◆ Instructions to follow
Scan the material below for lines with the word "Maintenance" and reply with how many there are, nothing else.

◆ Dataset
=-=-=

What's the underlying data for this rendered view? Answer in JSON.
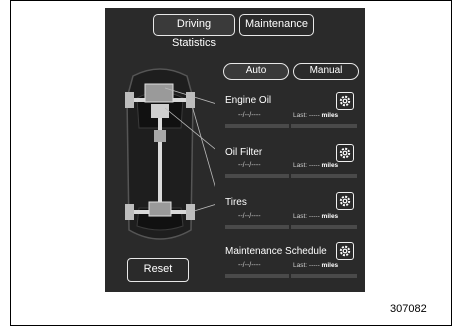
{
  "tabs": [
    {
      "label": "Driving Statistics",
      "active": true
    },
    {
      "label": "Maintenance",
      "active": false
    }
  ],
  "mode_toggle": {
    "auto_label": "Auto",
    "manual_label": "Manual",
    "selected": "Auto"
  },
  "items": [
    {
      "name": "Engine Oil",
      "date": "--/--/----",
      "last_prefix": "Last:",
      "last_value": "-----",
      "last_unit": "miles",
      "icon": "gear-icon"
    },
    {
      "name": "Oil Filter",
      "date": "--/--/----",
      "last_prefix": "Last:",
      "last_value": "-----",
      "last_unit": "miles",
      "icon": "gear-icon"
    },
    {
      "name": "Tires",
      "date": "--/--/----",
      "last_prefix": "Last:",
      "last_value": "-----",
      "last_unit": "miles",
      "icon": "gear-icon"
    },
    {
      "name": "Maintenance Schedule",
      "date": "--/--/----",
      "last_prefix": "Last:",
      "last_value": "-----",
      "last_unit": "miles",
      "icon": "gear-icon"
    }
  ],
  "reset_label": "Reset",
  "figure_number": "307082",
  "colors": {
    "screen_bg": "#2a2a2a",
    "outline": "#e8e8e8",
    "text": "#ffffff",
    "bar": "#4a4a4a"
  }
}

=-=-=

◆ Reply
2